Published on January 4, 2018
According to the National Center for Women & Information Technology, 26 percent of professional computing jobs in the 2016 U.S. workforce were held by women. What causes such a gender disparity in technology?
Although gender stereotyping is difficult to quantify, it should come as no surprise that it plays a heavy role in what professions are pursued by men and what jobs are pursued by women. The reason for this difference is manifold. For example, a technology company comprised of 74 percent men might be less inclined to hire a female employee. The woman who is rejected from a role at the company is discouraged, and hesitates to apply for another position in the same field, creating a cycle which becomes increasingly difficult to break. While this example is only a small piece of a larger story, it nevertheless demonstrates how easy it is for a feedback loop, detrimental to a specific gender, might occur. How can a company work to fight such inequality?
At Beyond, we believe that by encouraging women to work in technology, we can help to close the distance between the 26 percent and 74 percent.
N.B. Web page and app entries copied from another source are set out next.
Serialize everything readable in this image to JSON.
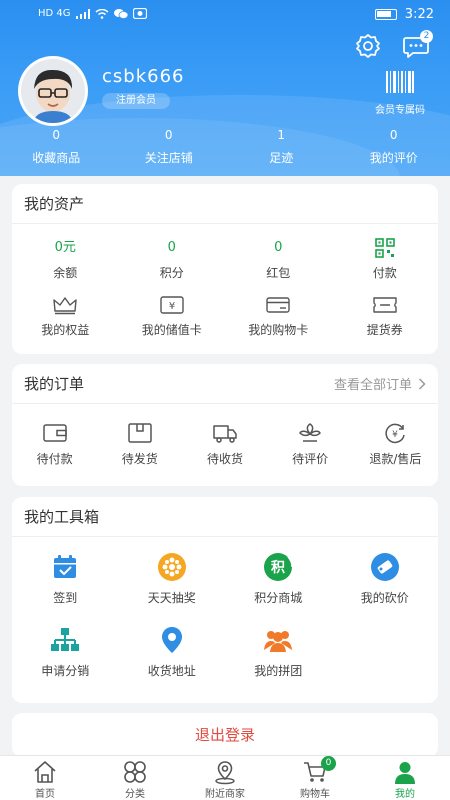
{
  "status_bar": {
    "left_glyphs": "HD 4G",
    "time": "3:22"
  },
  "header": {
    "username": "csbk666",
    "member_tag": "注册会员",
    "member_code_label": "会员专属码",
    "notification_count": "2",
    "stats": [
      {
        "value": "0",
        "label": "收藏商品"
      },
      {
        "value": "0",
        "label": "关注店铺"
      },
      {
        "value": "1",
        "label": "足迹"
      },
      {
        "value": "0",
        "label": "我的评价"
      }
    ]
  },
  "assets": {
    "title": "我的资产",
    "row1": [
      {
        "value": "0元",
        "label": "余额"
      },
      {
        "value": "0",
        "label": "积分"
      },
      {
        "value": "0",
        "label": "红包"
      },
      {
        "icon": "qr-pay-icon",
        "label": "付款"
      }
    ],
    "row2": [
      {
        "icon": "crown-icon",
        "label": "我的权益"
      },
      {
        "icon": "stored-value-card-icon",
        "label": "我的储值卡"
      },
      {
        "icon": "shopping-card-icon",
        "label": "我的购物卡"
      },
      {
        "icon": "coupon-icon",
        "label": "提货券"
      }
    ]
  },
  "orders": {
    "title": "我的订单",
    "view_all": "查看全部订单",
    "items": [
      {
        "icon": "wallet-icon",
        "label": "待付款"
      },
      {
        "icon": "box-icon",
        "label": "待发货"
      },
      {
        "icon": "truck-icon",
        "label": "待收货"
      },
      {
        "icon": "review-icon",
        "label": "待评价"
      },
      {
        "icon": "refund-icon",
        "label": "退款/售后"
      }
    ]
  },
  "tools": {
    "title": "我的工具箱",
    "items": [
      {
        "icon": "checkin-icon",
        "label": "签到",
        "color": "#2f8de4"
      },
      {
        "icon": "lottery-icon",
        "label": "天天抽奖",
        "color": "#f5a623"
      },
      {
        "icon": "points-mall-icon",
        "label": "积分商城",
        "color": "#1aa34a",
        "glyph": "积"
      },
      {
        "icon": "bargain-icon",
        "label": "我的砍价",
        "color": "#2f8de4"
      },
      {
        "icon": "distribution-icon",
        "label": "申请分销",
        "color": "#1aa3a0"
      },
      {
        "icon": "location-icon",
        "label": "收货地址",
        "color": "#2f8de4"
      },
      {
        "icon": "group-buy-icon",
        "label": "我的拼团",
        "color": "#f07a2a"
      }
    ]
  },
  "logout_label": "退出登录",
  "bottom_nav": [
    {
      "icon": "home-icon",
      "label": "首页"
    },
    {
      "icon": "category-icon",
      "label": "分类"
    },
    {
      "icon": "nearby-icon",
      "label": "附近商家"
    },
    {
      "icon": "cart-icon",
      "label": "购物车",
      "badge": "0"
    },
    {
      "icon": "profile-icon",
      "label": "我的",
      "active": true
    }
  ],
  "colors": {
    "header_blue": "#2a8ff0",
    "accent_green": "#1aa34a",
    "logout_red": "#e24a42"
  }
}
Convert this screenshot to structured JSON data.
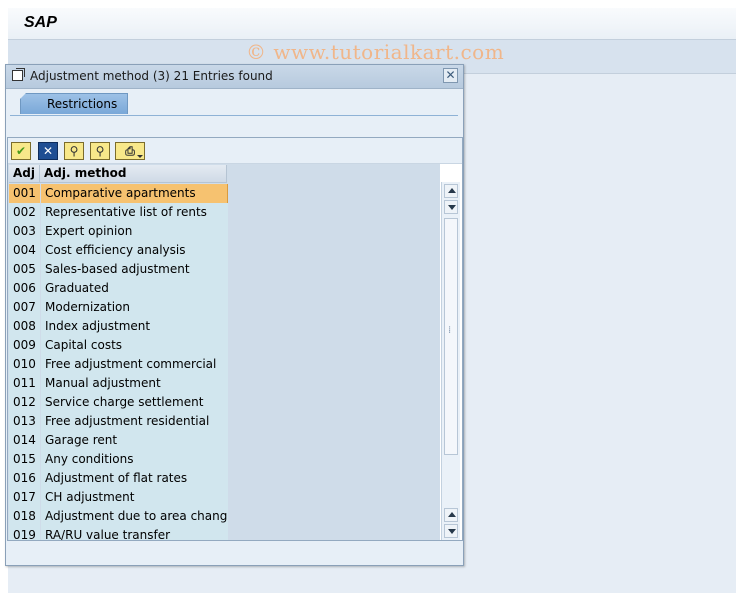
{
  "app": {
    "title": "SAP",
    "watermark": "© www.tutorialkart.com"
  },
  "dialog": {
    "title": "Adjustment method (3)   21 Entries found",
    "close_glyph": "✕",
    "tabs": [
      {
        "label": "Restrictions"
      }
    ]
  },
  "toolbar": {
    "buttons": [
      {
        "name": "ok",
        "icon": "checkmark-icon",
        "glyph": "✔"
      },
      {
        "name": "cancel",
        "icon": "cancel-icon",
        "glyph": "✕"
      },
      {
        "name": "find",
        "icon": "binoculars-icon",
        "glyph": "⚲"
      },
      {
        "name": "find-next",
        "icon": "binoculars-plus-icon",
        "glyph": "⚲"
      },
      {
        "name": "print",
        "icon": "printer-icon",
        "glyph": "⎙"
      }
    ]
  },
  "table": {
    "columns": [
      "Adj",
      "Adj. method"
    ],
    "rows": [
      [
        "001",
        "Comparative apartments"
      ],
      [
        "002",
        "Representative list of rents"
      ],
      [
        "003",
        "Expert opinion"
      ],
      [
        "004",
        "Cost efficiency analysis"
      ],
      [
        "005",
        "Sales-based adjustment"
      ],
      [
        "006",
        "Graduated"
      ],
      [
        "007",
        "Modernization"
      ],
      [
        "008",
        "Index adjustment"
      ],
      [
        "009",
        "Capital costs"
      ],
      [
        "010",
        "Free adjustment commercial"
      ],
      [
        "011",
        "Manual adjustment"
      ],
      [
        "012",
        "Service charge settlement"
      ],
      [
        "013",
        "Free adjustment residential"
      ],
      [
        "014",
        "Garage rent"
      ],
      [
        "015",
        "Any conditions"
      ],
      [
        "016",
        "Adjustment of flat rates"
      ],
      [
        "017",
        "CH adjustment"
      ],
      [
        "018",
        "Adjustment due to area change"
      ],
      [
        "019",
        "RA/RU value transfer"
      ]
    ],
    "selected_row": 0
  },
  "colors": {
    "selection": "#f6c270",
    "row_bg": "#d1e6ee",
    "tab": "#7aa8d8"
  }
}
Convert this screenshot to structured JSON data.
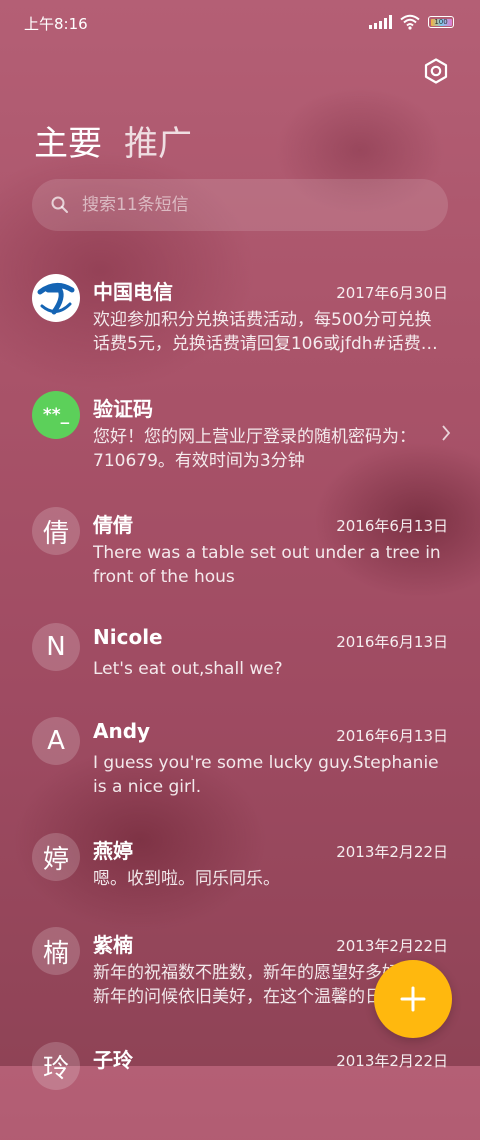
{
  "status": {
    "time": "上午8:16",
    "battery": "100"
  },
  "tabs": {
    "primary": "主要",
    "secondary": "推广"
  },
  "search": {
    "placeholder": "搜索11条短信"
  },
  "conversations": [
    {
      "avatar": "telecom-logo",
      "name": "中国电信",
      "date": "2017年6月30日",
      "preview": "欢迎参加积分兑换话费活动，每500分可兑换话费5元，兑换话费请回复106或jfdh#话费…"
    },
    {
      "avatar": "**_",
      "name": "验证码",
      "date": "",
      "preview": "您好！您的网上营业厅登录的随机密码为：710679。有效时间为3分钟"
    },
    {
      "avatar": "倩",
      "name": "倩倩",
      "date": "2016年6月13日",
      "preview": "There was a table set out under a tree in front of the hous"
    },
    {
      "avatar": "N",
      "name": "Nicole",
      "date": "2016年6月13日",
      "preview": "Let's eat out,shall we?"
    },
    {
      "avatar": "A",
      "name": "Andy",
      "date": "2016年6月13日",
      "preview": "I guess you're some lucky guy.Stephanie is a nice girl."
    },
    {
      "avatar": "婷",
      "name": "燕婷",
      "date": "2013年2月22日",
      "preview": "嗯。收到啦。同乐同乐。"
    },
    {
      "avatar": "楠",
      "name": "紫楠",
      "date": "2013年2月22日",
      "preview": "新年的祝福数不胜数，新年的愿望好多好多，新年的问候依旧美好，在这个温馨的日子里"
    },
    {
      "avatar": "玲",
      "name": "子玲",
      "date": "2013年2月22日",
      "preview": ""
    }
  ],
  "colors": {
    "fab": "#ffb80e",
    "code_avatar": "#5cd05a",
    "telecom_blue": "#1464b4"
  },
  "icons": {
    "settings": "settings-icon",
    "search": "search-icon",
    "fab": "plus-icon",
    "chevron": "chevron-right-icon"
  }
}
In November, Beyond partnered with Girl Develop It, a nonprofit organization “that provides affordable programs for adult women interested in learning web and software development in a judgment-free environment.” Girl Develop It’s vision is “to create a network of empowered women who feel confident in their abilities to code and build beautiful web and mobile applications. By teaching women around the world from diverse backgrounds to learn software development, we can help women improve their careers and confidence in their everyday lives.“
As a partner with Girl Develop It, Beyond gathered together a group of five panelists in non-development roles to discuss topics like: how the women came to work in tech, what are their day to day activities, and what they enjoy about agency life. People and Culture Coordinator Kimberly Vivas, Copywriter Julia Weiss, UX Architect Elizabeth Gorn, Experience Strategist Eva Bandurowski, and Client Strategist Zoe Liu, answered questions from panel moderator, Director of Brand and Product Strategy Sara Green, about the challenges they have overcome in their career paths and solutions to these challenges. The panelists then broke into groups, allowing the attendees to rotate around the room so that they might learn more about their individual subject matter areas. Overall, approximately 50 Girl Develop It members attended the “Day in the Life Panel: Non-Engineering Roles in Tech” event with Beyond.
While many of Girl Develop It’s classes focus on how to build development skills, the “Day in the Life Panel: Non-Engineering Roles in Tech” focused on roles outside of engineering which women might opt to apply for within the field of tech. Beyond also focused on broader issues like how to transition from one industry to another and how to network within tech.
As Arabella Hibbert-Corkill, Client Strategist, stated:
“A number of attendees are keen to transition to roles within the tech industry but aren’t sure how to go about doing so. From finance to advertising, attendees from a multitude of industries bring transferable skills which would be an asset in any client-facing role. They are keen to not just get a better understanding of the type of non-technical roles available to them, but what their next steps should be in their pursuit.”
Kimberly Vivas also spoke about the ability to transition into a different role:
“One of the topics that struck me the most was around enjoying both where you work and what you do. There were many intelligent and highly qualified women who felt stuck in their roles or were enduring terrible work situations because they were too afraid to speak up. There’s this constant fear that your opinion will be shot down, you’ll be reprimanded, or worse — fired. As a young woman of color, it’s taken me a long time to realize that my ideas have equal value to my male colleagues and bring a very different and fresh perspective to the table. I hope everyone left there knowing that there is absolutely nothing wrong with demanding the respect you deserve.”
Giving encouragement to women who are unsure of their skillset, and providing resources and support, was important to all organizers of the event.
Even though the gender gap in technology is large, it is not insurmountable. At an any point, we can support one another and work together to help give confidence where confidence is needed. Ultimately, when every member of society feels empowered to contribute their knowledge and skills, we all benefit. Equality and fairness leads to increased innovation, growth, and productivity, and even the smallest encouragement can have a big impact. This mission is important to Beyond, and will be one we continue to promote.